## Work to be completed
Will you write out all the entries below exactly?
BEGIN Data listing
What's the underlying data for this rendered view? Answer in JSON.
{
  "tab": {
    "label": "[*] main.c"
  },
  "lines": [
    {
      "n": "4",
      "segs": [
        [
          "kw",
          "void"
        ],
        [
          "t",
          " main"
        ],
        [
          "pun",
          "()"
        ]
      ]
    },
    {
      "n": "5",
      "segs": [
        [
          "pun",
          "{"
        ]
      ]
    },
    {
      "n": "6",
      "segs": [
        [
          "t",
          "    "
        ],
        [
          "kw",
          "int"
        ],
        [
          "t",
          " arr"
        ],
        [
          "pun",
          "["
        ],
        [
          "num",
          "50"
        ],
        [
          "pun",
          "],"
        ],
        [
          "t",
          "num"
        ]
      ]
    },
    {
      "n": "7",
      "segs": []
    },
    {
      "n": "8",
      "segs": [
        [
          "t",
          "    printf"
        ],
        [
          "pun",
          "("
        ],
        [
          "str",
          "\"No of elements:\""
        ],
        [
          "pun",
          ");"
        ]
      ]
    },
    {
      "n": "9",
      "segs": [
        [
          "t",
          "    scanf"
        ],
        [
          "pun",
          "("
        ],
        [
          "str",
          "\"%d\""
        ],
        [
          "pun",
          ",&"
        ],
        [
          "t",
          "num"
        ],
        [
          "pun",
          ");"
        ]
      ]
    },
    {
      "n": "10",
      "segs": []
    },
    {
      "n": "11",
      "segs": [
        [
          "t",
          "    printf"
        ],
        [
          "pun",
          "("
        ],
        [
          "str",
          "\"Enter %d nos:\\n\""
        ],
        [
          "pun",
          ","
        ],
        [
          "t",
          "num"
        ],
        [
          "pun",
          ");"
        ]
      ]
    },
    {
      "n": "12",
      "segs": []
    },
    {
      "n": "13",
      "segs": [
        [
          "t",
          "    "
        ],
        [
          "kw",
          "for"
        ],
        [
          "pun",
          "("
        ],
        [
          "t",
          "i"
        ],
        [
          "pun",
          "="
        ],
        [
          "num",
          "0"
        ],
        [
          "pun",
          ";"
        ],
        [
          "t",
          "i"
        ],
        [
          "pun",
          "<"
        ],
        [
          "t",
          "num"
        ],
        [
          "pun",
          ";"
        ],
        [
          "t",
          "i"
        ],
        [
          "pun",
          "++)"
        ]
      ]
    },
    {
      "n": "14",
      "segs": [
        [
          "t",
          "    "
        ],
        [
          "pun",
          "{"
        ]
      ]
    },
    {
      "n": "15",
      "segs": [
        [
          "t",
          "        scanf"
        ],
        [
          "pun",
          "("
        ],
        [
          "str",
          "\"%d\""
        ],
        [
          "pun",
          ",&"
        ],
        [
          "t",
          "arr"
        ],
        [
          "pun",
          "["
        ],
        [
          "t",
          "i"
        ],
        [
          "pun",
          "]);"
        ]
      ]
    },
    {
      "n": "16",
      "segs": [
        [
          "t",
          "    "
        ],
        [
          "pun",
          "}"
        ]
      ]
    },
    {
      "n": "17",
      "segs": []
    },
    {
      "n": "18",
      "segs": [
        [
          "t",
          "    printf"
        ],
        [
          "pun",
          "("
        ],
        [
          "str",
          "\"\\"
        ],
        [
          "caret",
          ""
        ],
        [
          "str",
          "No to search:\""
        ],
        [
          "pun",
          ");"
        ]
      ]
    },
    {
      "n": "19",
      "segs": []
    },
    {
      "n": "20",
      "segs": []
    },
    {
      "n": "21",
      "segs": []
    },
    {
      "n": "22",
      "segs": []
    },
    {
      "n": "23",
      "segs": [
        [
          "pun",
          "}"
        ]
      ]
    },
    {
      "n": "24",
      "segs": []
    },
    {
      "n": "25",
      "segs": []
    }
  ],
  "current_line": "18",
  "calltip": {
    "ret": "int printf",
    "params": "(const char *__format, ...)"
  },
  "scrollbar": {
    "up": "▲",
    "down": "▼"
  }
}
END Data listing
## Solution to this problem
What's the underlying data for this rendered view? Answer in JSON.
{
  "tab": {
    "label": "[*] main.c"
  },
  "lines": [
    {
      "n": "4",
      "segs": [
        [
          "kw",
          "void"
        ],
        [
          "t",
          " main"
        ],
        [
          "pun",
          "()"
        ]
      ]
    },
    {
      "n": "5",
      "segs": [
        [
          "pun",
          "{"
        ]
      ]
    },
    {
      "n": "6",
      "segs": [
        [
          "t",
          "    "
        ],
        [
          "kw",
          "int"
        ],
        [
          "t",
          " arr"
        ],
        [
          "pun",
          "["
        ],
        [
          "num",
          "50"
        ],
        [
          "pun",
          "],"
        ],
        [
          "t",
          "num"
        ]
      ]
    },
    {
      "n": "7",
      "segs": []
    },
    {
      "n": "8",
      "segs": [
        [
          "t",
          "    printf"
        ],
        [
          "pun",
          "("
        ],
        [
          "str",
          "\"No of elements:\""
        ],
        [
          "pun",
          ");"
        ]
      ]
    },
    {
      "n": "9",
      "segs": [
        [
          "t",
          "    scanf"
        ],
        [
          "pun",
          "("
        ],
        [
          "str",
          "\"%d\""
        ],
        [
          "pun",
          ",&"
        ],
        [
          "t",
          "num"
        ],
        [
          "pun",
          ");"
        ]
      ]
    },
    {
      "n": "10",
      "segs": []
    },
    {
      "n": "11",
      "segs": [
        [
          "t",
          "    printf"
        ],
        [
          "pun",
          "("
        ],
        [
          "str",
          "\"Enter %d nos:\\n\""
        ],
        [
          "pun",
          ","
        ],
        [
          "t",
          "num"
        ],
        [
          "pun",
          ");"
        ]
      ]
    },
    {
      "n": "12",
      "segs": []
    },
    {
      "n": "13",
      "segs": [
        [
          "t",
          "    "
        ],
        [
          "kw",
          "for"
        ],
        [
          "pun",
          "("
        ],
        [
          "t",
          "i"
        ],
        [
          "pun",
          "="
        ],
        [
          "num",
          "0"
        ],
        [
          "pun",
          ";"
        ],
        [
          "t",
          "i"
        ],
        [
          "pun",
          "<"
        ],
        [
          "t",
          "num"
        ],
        [
          "pun",
          ";"
        ],
        [
          "t",
          "i"
        ],
        [
          "pun",
          "++)"
        ]
      ]
    },
    {
      "n": "14",
      "segs": [
        [
          "t",
          "    "
        ],
        [
          "pun",
          "{"
        ]
      ]
    },
    {
      "n": "15",
      "segs": [
        [
          "t",
          "        scanf"
        ],
        [
          "pun",
          "("
        ],
        [
          "str",
          "\"%d\""
        ],
        [
          "pun",
          ",&"
        ],
        [
          "t",
          "arr"
        ],
        [
          "pun",
          "["
        ],
        [
          "t",
          "i"
        ],
        [
          "pun",
          "]);"
        ]
      ]
    },
    {
      "n": "16",
      "segs": [
        [
          "t",
          "    "
        ],
        [
          "pun",
          "}"
        ]
      ]
    },
    {
      "n": "17",
      "segs": []
    },
    {
      "n": "18",
      "segs": [
        [
          "t",
          "    printf"
        ],
        [
          "pun",
          "("
        ],
        [
          "str",
          "\"\\"
        ],
        [
          "caret",
          ""
        ],
        [
          "str",
          "No to search:\""
        ],
        [
          "pun",
          ");"
        ]
      ]
    },
    {
      "n": "19",
      "segs": []
    },
    {
      "n": "20",
      "segs": []
    },
    {
      "n": "21",
      "segs": []
    },
    {
      "n": "22",
      "segs": []
    },
    {
      "n": "23",
      "segs": [
        [
          "pun",
          "}"
        ]
      ]
    },
    {
      "n": "24",
      "segs": []
    },
    {
      "n": "25",
      "segs": []
    }
  ],
  "current_line": "18",
  "calltip": {
    "ret": "int printf",
    "params": "(const char *__format, ...)"
  },
  "scrollbar": {
    "up": "▲",
    "down": "▼"
  }
}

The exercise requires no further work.